At the “rule out” side, there is a moderate sensitivity of 85.7%, again with a disappointing lower confidence limit of 57.2%, which is caused by the low number of malaria cases. The high negative predictive value is probably caused by low pre-test probability (or malaria prevalence) in the study population (14 of 246, 5.6%). Thus, the probability of not having malaria before the test was already 94.4%, and the diagnostic gain offered by the RDT is limited to 4.7%.
Malaria is a life-threatening disease that requires prompt and adequate treatment. Two of 14 cases were missed; the confidence limits indicate that it might have been six. Rapid diagnostic tests can miss not only low parasite densities such as in the present study,2 but also high parasite densities caused by the prozone effect.3

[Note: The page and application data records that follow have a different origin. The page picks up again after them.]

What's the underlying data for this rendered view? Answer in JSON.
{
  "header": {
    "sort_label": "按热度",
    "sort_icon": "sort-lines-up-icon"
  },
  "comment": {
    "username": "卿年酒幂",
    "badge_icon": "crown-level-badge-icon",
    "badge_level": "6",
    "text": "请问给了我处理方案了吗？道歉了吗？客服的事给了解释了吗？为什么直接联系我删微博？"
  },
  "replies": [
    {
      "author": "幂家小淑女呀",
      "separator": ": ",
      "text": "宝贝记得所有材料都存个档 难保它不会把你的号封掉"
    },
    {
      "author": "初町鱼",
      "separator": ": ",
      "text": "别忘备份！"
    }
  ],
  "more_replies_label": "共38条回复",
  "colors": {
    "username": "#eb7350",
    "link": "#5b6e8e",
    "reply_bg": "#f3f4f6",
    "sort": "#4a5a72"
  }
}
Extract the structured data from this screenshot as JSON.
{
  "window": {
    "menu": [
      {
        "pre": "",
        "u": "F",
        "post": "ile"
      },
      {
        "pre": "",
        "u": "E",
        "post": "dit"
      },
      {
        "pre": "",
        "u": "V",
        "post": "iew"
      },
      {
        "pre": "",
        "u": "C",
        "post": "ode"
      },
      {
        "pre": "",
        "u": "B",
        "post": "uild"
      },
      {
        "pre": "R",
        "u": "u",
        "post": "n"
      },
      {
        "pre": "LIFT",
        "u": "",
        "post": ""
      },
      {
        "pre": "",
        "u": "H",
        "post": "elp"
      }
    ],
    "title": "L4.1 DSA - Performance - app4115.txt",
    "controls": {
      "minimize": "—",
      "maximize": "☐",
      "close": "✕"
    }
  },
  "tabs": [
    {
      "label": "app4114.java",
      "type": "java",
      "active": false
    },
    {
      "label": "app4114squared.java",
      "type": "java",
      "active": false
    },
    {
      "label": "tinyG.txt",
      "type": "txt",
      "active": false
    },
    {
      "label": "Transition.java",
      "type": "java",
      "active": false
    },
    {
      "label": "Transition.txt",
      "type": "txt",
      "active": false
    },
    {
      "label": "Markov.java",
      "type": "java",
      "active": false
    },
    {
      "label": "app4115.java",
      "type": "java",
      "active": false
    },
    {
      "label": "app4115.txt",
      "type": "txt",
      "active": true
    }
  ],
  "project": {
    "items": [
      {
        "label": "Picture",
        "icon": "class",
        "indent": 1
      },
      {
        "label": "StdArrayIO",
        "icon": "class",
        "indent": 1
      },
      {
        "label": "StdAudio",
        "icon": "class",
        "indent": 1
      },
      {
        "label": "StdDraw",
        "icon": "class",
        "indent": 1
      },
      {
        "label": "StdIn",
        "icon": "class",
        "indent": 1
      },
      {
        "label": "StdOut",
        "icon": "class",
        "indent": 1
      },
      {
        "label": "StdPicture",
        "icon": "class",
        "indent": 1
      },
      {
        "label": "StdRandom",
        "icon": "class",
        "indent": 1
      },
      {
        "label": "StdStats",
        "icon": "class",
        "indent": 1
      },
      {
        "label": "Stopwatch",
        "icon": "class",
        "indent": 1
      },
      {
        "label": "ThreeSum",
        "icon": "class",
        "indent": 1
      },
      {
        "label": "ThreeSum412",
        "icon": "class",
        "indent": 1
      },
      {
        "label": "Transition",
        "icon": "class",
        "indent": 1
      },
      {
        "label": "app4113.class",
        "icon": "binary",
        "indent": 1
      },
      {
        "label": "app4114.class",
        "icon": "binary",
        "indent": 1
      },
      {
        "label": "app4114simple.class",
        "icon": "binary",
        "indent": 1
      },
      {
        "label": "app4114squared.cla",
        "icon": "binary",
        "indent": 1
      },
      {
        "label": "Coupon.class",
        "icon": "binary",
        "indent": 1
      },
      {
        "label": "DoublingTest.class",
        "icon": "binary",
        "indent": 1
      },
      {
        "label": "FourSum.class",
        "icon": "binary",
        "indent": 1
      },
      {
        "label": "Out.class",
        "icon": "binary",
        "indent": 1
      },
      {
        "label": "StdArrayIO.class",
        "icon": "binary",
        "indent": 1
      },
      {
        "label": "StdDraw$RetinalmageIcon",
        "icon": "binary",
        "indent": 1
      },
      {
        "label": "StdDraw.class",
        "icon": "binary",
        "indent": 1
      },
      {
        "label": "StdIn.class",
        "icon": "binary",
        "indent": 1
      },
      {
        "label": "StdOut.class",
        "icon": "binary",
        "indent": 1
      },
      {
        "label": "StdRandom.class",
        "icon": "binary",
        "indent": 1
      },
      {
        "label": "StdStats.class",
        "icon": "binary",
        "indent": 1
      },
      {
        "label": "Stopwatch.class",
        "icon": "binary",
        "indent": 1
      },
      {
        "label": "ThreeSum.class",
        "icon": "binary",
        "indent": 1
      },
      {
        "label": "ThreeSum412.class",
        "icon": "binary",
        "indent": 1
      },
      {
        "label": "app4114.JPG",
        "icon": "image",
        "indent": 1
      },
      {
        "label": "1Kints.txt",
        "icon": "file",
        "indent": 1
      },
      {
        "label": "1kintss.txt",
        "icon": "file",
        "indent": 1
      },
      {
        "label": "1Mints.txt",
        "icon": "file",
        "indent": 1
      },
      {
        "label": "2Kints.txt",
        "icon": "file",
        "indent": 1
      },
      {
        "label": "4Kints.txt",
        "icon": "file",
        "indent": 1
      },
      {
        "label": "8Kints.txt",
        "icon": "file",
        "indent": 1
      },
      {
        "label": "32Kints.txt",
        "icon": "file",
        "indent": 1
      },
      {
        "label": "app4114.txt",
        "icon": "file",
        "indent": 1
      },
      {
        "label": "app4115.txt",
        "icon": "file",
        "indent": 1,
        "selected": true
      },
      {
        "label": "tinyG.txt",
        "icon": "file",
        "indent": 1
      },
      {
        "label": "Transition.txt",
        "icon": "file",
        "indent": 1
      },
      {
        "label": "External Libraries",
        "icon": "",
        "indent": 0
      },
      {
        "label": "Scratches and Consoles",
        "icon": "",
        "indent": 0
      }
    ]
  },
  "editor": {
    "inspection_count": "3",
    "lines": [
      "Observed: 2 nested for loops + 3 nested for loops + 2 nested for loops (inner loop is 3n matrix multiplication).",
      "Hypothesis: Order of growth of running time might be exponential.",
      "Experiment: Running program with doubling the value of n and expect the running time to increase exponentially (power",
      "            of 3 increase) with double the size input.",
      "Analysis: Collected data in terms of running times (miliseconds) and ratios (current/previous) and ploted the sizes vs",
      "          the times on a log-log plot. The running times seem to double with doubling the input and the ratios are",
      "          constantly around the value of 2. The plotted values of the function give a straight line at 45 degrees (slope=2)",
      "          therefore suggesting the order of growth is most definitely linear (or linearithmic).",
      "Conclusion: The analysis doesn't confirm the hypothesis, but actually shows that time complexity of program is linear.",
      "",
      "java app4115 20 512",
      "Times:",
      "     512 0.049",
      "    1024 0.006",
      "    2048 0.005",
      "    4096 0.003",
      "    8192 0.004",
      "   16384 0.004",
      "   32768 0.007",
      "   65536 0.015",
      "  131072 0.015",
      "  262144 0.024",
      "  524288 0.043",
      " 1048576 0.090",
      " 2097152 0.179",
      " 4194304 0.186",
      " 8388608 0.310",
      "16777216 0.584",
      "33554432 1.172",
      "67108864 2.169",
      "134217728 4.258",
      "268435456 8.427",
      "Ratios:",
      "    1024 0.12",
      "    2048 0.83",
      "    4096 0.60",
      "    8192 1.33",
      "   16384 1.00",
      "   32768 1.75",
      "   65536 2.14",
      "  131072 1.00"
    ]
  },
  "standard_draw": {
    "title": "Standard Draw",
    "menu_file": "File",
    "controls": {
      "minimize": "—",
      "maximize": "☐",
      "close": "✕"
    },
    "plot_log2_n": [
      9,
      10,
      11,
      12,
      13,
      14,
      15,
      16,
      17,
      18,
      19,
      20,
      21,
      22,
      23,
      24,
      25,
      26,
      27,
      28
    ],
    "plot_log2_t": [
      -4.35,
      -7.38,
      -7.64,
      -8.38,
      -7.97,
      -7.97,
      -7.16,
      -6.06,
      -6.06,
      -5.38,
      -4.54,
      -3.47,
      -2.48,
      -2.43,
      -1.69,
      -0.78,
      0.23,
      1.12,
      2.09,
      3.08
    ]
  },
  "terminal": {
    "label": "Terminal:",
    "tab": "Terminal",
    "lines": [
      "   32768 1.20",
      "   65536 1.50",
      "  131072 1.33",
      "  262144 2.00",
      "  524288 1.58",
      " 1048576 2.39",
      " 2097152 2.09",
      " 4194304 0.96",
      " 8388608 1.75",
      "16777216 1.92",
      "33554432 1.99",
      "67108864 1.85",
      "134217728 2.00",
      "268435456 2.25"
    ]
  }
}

A cautious conclusion of this study might be that RDTs might be potentially useful to rule out malaria, but that studies on larger samples and patient populations with higher malaria prevalence are necessary to confirm this finding.
J. Van den Ende
Institute of Tropical Medicine
Center for Tropical Diseases
Sacro Cuore Hospital
Negrar, Verona, Italy